This device is cleared for use as an initial therapy for strokes due to blood clots (also known as an acute ischemic stroke) to reduce paralysis, speech difficulties and other stroke disabilities and only as an addition to treatment with a medication that dissolves blood blots called tissue plasminogen activator (t-PA). The device was previously cleared for use in patients six hours after symptom onset.
"Time is critical following the onset of stroke symptoms. Expanding the treatment window from 6 to 24 hours will significantly increase the number of stroke patients who may benefit from treatment," said Carlos Peña, Ph.D., director of the division of neurological and physical medicine devices at the FDA's Center for Devices and Radiological Health.
"Health care providers and their patients now have better tools for treating stroke and potentially preventing long-term disability."
A stroke is a serious medical condition that requires emergency care and can cause lasting brain damage, long-term disability or even death. According to the Centers for Disease Control and Prevention, stroke is the fifth leading cause of death in the U.S. and is a major cause of serious disability for adults. About 795,000 people in the U.S. have a stroke each year. Ischemic strokes represent about 87 percent of all strokes.
The Trevo device was first cleared by the FDA in 2012 to remove a blood clot and restore blood flow in stroke patients who could not receive t-PA or for those patients who did not respond to t-PA therapy. In 2016, the FDA allowed expanded marketing of the device for certain patients in addition to treatment with t-PA if used within six hours of the onset of symptoms. Today's expanded indication increases the amount of time that the device can be used once the symptoms are present.
Trevo is a clot removal device that is inserted through a catheter up into the blood vessel to the site of the blood clot. When the shaped section at the end of the device is fully expanded (up to three to six millimeters in diameter), it grips the clot, allowing the physician to retrieve the clot by pulling it back through the blood vessel along with the device for removal through a catheter or sheath.
The FDA evaluated data from a clinical trial comparing 107 patients treated with the Trevo device and medical management to 99 patients who had only medical management.
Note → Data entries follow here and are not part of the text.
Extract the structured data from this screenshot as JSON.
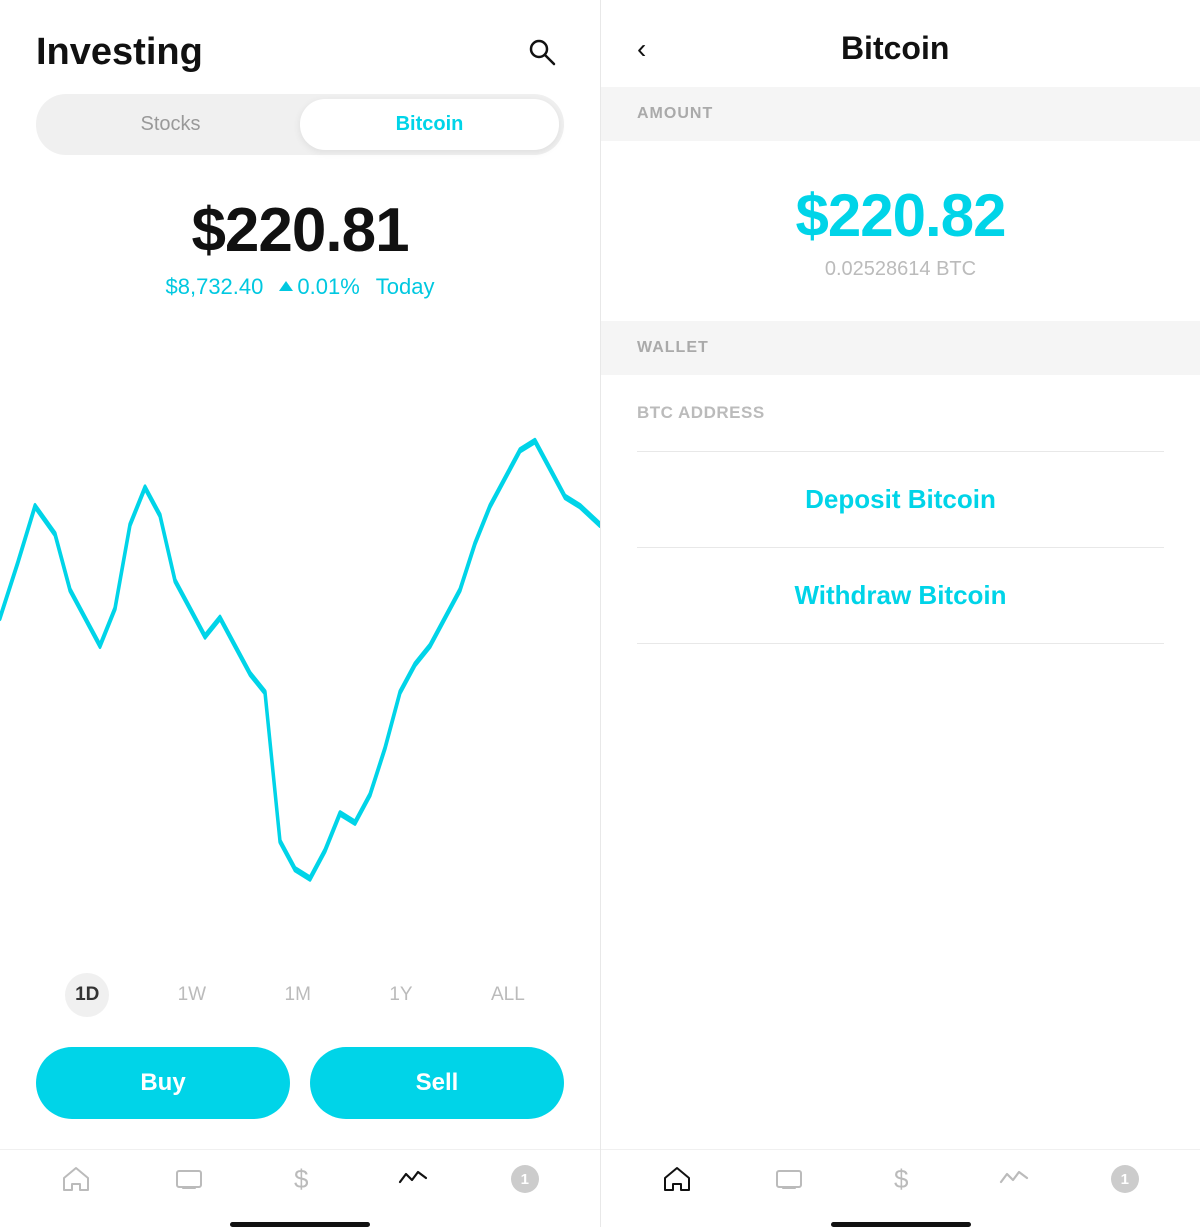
{
  "left": {
    "header": {
      "title": "Investing",
      "search_label": "search"
    },
    "tabs": [
      {
        "id": "stocks",
        "label": "Stocks",
        "active": false
      },
      {
        "id": "bitcoin",
        "label": "Bitcoin",
        "active": true
      }
    ],
    "price": {
      "main": "$220.81",
      "btc_price": "$8,732.40",
      "change": "0.01%",
      "period": "Today"
    },
    "time_ranges": [
      {
        "label": "1D",
        "active": true
      },
      {
        "label": "1W",
        "active": false
      },
      {
        "label": "1M",
        "active": false
      },
      {
        "label": "1Y",
        "active": false
      },
      {
        "label": "ALL",
        "active": false
      }
    ],
    "buttons": {
      "buy": "Buy",
      "sell": "Sell"
    },
    "nav": [
      {
        "icon": "home",
        "label": "home",
        "active": false
      },
      {
        "icon": "tv",
        "label": "tv",
        "active": false
      },
      {
        "icon": "dollar",
        "label": "dollar",
        "active": false
      },
      {
        "icon": "activity",
        "label": "activity",
        "active": true
      },
      {
        "icon": "notification",
        "label": "1",
        "active": false
      }
    ]
  },
  "right": {
    "header": {
      "title": "Bitcoin",
      "back": "<"
    },
    "amount_section": {
      "label": "AMOUNT",
      "value": "$220.82",
      "btc": "0.02528614 BTC"
    },
    "wallet_section": {
      "label": "WALLET",
      "btc_address_label": "BTC ADDRESS"
    },
    "actions": [
      {
        "label": "Deposit Bitcoin",
        "id": "deposit"
      },
      {
        "label": "Withdraw Bitcoin",
        "id": "withdraw"
      }
    ],
    "nav": [
      {
        "icon": "home",
        "label": "home",
        "active": true
      },
      {
        "icon": "tv",
        "label": "tv",
        "active": false
      },
      {
        "icon": "dollar",
        "label": "dollar",
        "active": false
      },
      {
        "icon": "activity",
        "label": "activity",
        "active": false
      },
      {
        "icon": "notification",
        "label": "1",
        "active": false
      }
    ]
  },
  "accent_color": "#00d4e8",
  "colors": {
    "active_nav": "#111111",
    "inactive_nav": "#bbbbbb",
    "badge_bg": "#cccccc"
  }
}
About 48 percent of patients treated with the Trevo device were functionally independent (ranging from no symptoms to slight disability) three months after their stroke compared to 13 percent of patients who were not treated with the Trevo device.
Risks associated with using the Trevo device include a failure to retrieve the blood clot, embolization (blockage) to new territories in the brain, arterial dissections and vascular perforations, and access site complications at the femoral (thigh) artery entry point.
Trevo was reviewed through the premarket notification (510(k)) pathway. A 510(k) is a premarket submission made by device manufacturers to the FDA to demonstrate that the new device is substantially equivalent to a legally marketed predicate device.
The FDA granted premarket clearance of the Trevo device to Concentric Medical Inc.
The FDA, an agency within the U.S. Department of Health and Human Services, protects the public health by assuring the safety, effectiveness, and security of human and veterinary drugs, vaccines and other biological products for human use, and medical devices. The agency also is responsible for the safety and security of our nation's food supply, cosmetics, dietary supplements, products that give off electronic radiation, and for regulating tobacco products.